More than 2,000 people were arrested in massive police sweeps following the attacks, as the king pledged that the attacks would be the last to rock Morocco. Investigators concluded that those behind the incident had sought recruits in Sidi Moumen and other overcrowded slums around Casablanca, the kingdom’s largest city.
The government subsequently initiated a vast operation to reform religious affairs and the structure of mosques. Before May 2003, more than a third of mosques fell outside government control and new mosques could be built with little regulation or planning permission. In 2015, all mosques are now overseen by the authorities and imams are screened before being allowed to serve. Sermons also have to be approved and religious activities in mosques are monitored by government representatives.
Within the framework of this increased government involvement in the religious lives of its citizens, the Murshidat have a number of functions and duties. They provide religious advice to women and children in mosques, schools, hospitals, prisons and other public institutions. Those in need of counsel are often mothers with questions about communicating with their children, or wives wanting to know how to be part of a couple without contravening the precepts of the Koran. There are also young women who seek advice about whether or not to wear the hijab, or headscarf, or want to know how to perform ablutions properly.
The Murshidat also provide moral support and advise women and teachers on how to prevent youth from being drawn to extremism by openly discussing these matters and by encouraging youth to challenge extremist ideas and take responsibility for their actions.
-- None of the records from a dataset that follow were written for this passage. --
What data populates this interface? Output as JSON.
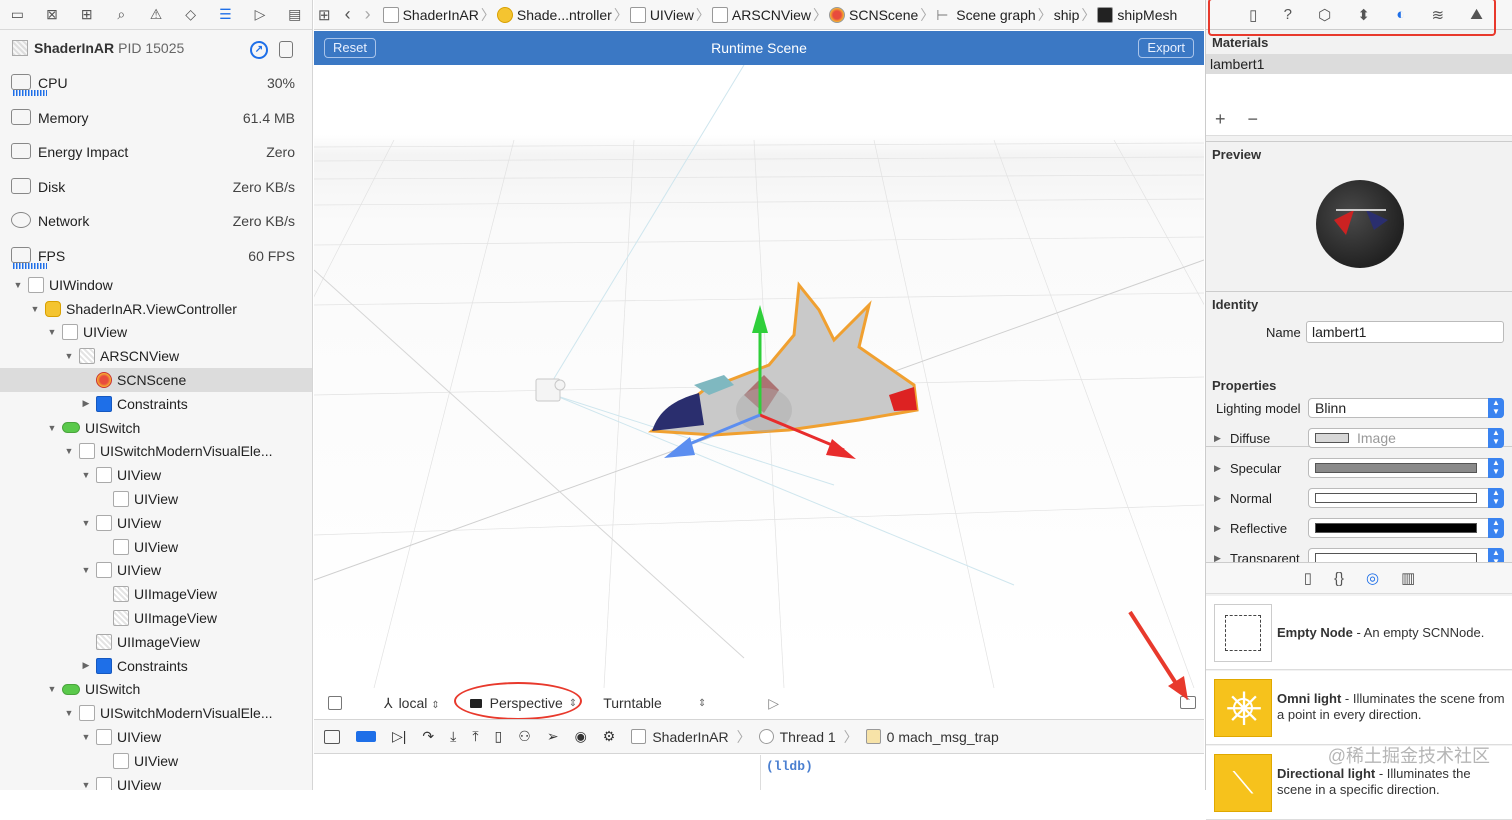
{
  "left_panel": {
    "process": {
      "name": "ShaderInAR",
      "pid": "PID 15025"
    },
    "gauges": [
      {
        "label": "CPU",
        "value": "30%"
      },
      {
        "label": "Memory",
        "value": "61.4 MB"
      },
      {
        "label": "Energy Impact",
        "value": "Zero"
      },
      {
        "label": "Disk",
        "value": "Zero KB/s"
      },
      {
        "label": "Network",
        "value": "Zero KB/s"
      },
      {
        "label": "FPS",
        "value": "60 FPS"
      }
    ],
    "tree": [
      {
        "label": "UIWindow",
        "indent": 0,
        "open": true,
        "icon": "plain"
      },
      {
        "label": "ShaderInAR.ViewController",
        "indent": 1,
        "open": true,
        "icon": "yellow"
      },
      {
        "label": "UIView",
        "indent": 2,
        "open": true,
        "icon": "plain"
      },
      {
        "label": "ARSCNView",
        "indent": 3,
        "open": true,
        "icon": "img"
      },
      {
        "label": "SCNScene",
        "indent": 4,
        "open": null,
        "icon": "scn",
        "selected": true
      },
      {
        "label": "Constraints",
        "indent": 4,
        "open": false,
        "icon": "blue"
      },
      {
        "label": "UISwitch",
        "indent": 2,
        "open": true,
        "icon": "toggle"
      },
      {
        "label": "UISwitchModernVisualEle...",
        "indent": 3,
        "open": true,
        "icon": "plain"
      },
      {
        "label": "UIView",
        "indent": 4,
        "open": true,
        "icon": "plain"
      },
      {
        "label": "UIView",
        "indent": 5,
        "open": null,
        "icon": "plain"
      },
      {
        "label": "UIView",
        "indent": 4,
        "open": true,
        "icon": "plain"
      },
      {
        "label": "UIView",
        "indent": 5,
        "open": null,
        "icon": "plain"
      },
      {
        "label": "UIView",
        "indent": 4,
        "open": true,
        "icon": "plain"
      },
      {
        "label": "UIImageView",
        "indent": 5,
        "open": null,
        "icon": "img"
      },
      {
        "label": "UIImageView",
        "indent": 5,
        "open": null,
        "icon": "img"
      },
      {
        "label": "UIImageView",
        "indent": 4,
        "open": null,
        "icon": "img"
      },
      {
        "label": "Constraints",
        "indent": 4,
        "open": false,
        "icon": "blue"
      },
      {
        "label": "UISwitch",
        "indent": 2,
        "open": true,
        "icon": "toggle"
      },
      {
        "label": "UISwitchModernVisualEle...",
        "indent": 3,
        "open": true,
        "icon": "plain"
      },
      {
        "label": "UIView",
        "indent": 4,
        "open": true,
        "icon": "plain"
      },
      {
        "label": "UIView",
        "indent": 5,
        "open": null,
        "icon": "plain"
      },
      {
        "label": "UIView",
        "indent": 4,
        "open": true,
        "icon": "plain"
      }
    ]
  },
  "jumpbar": {
    "crumbs": [
      {
        "label": "ShaderInAR",
        "icon": "plain"
      },
      {
        "label": "Shade...ntroller",
        "icon": "yellow"
      },
      {
        "label": "UIView",
        "icon": "plain"
      },
      {
        "label": "ARSCNView",
        "icon": "plain"
      },
      {
        "label": "SCNScene",
        "icon": "scn"
      },
      {
        "label": "Scene graph",
        "icon": "graph"
      },
      {
        "label": "ship",
        "icon": "none"
      },
      {
        "label": "shipMesh",
        "icon": "dark"
      }
    ]
  },
  "scene": {
    "title": "Runtime Scene",
    "reset_label": "Reset",
    "export_label": "Export",
    "coord_label": "local",
    "camera_label": "Perspective",
    "mode_label": "Turntable"
  },
  "debug": {
    "crumbs": [
      "ShaderInAR",
      "Thread 1",
      "0 mach_msg_trap"
    ],
    "console_prompt": "(lldb)"
  },
  "inspector": {
    "materials_header": "Materials",
    "material_selected": "lambert1",
    "preview_header": "Preview",
    "identity_header": "Identity",
    "name_label": "Name",
    "name_value": "lambert1",
    "properties_header": "Properties",
    "lighting_label": "Lighting model",
    "lighting_value": "Blinn",
    "props": [
      {
        "label": "Diffuse",
        "value": "Image",
        "swatch": "#d8d8d8"
      },
      {
        "label": "Specular",
        "value": "",
        "swatch": "#8a8a8a"
      },
      {
        "label": "Normal",
        "value": "",
        "swatch": "#ffffff"
      },
      {
        "label": "Reflective",
        "value": "",
        "swatch": "#000000"
      },
      {
        "label": "Transparent",
        "value": "",
        "swatch": "#ffffff"
      }
    ]
  },
  "library": [
    {
      "title": "Empty Node",
      "desc": " - An empty SCNNode.",
      "thumb": "empty"
    },
    {
      "title": "Omni light",
      "desc": " - Illuminates the scene from a point in every direction.",
      "thumb": "sun"
    },
    {
      "title": "Directional light",
      "desc": " - Illuminates the scene in a specific direction.",
      "thumb": "dir"
    }
  ],
  "watermark": "@稀土掘金技术社区",
  "colors": {
    "accent": "#1e6fe8",
    "header_blue": "#3b78c4",
    "annotation_red": "#e8392c"
  }
}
They urge schools to help students become critical recipients of media messages and to prevent them from accessing illegal or inappropriate material.
The guides are “deployed as a vanguard in the fight against any slide towards Islamic extremism”, trumpeted Muhammad Mahfudh, director of the centre attached to the ministry that trained the first class, in 2006. Despite their extensive training, however, the Murshidat are not authorized to lead prayers or to hold the post of imam, Morocco’s official religious authority has ruled, on the grounds that there is no historical precedent. At present, there is no serious pressure from women to change this.
The majority of Moroccans see in the Murshidat another laudable step towards tolerance, equality and modernity. In fact, the initiative has been so successful that other Muslim countries, notably Egypt and Turkey, have since followed suit, training hundreds of their own female religious guides.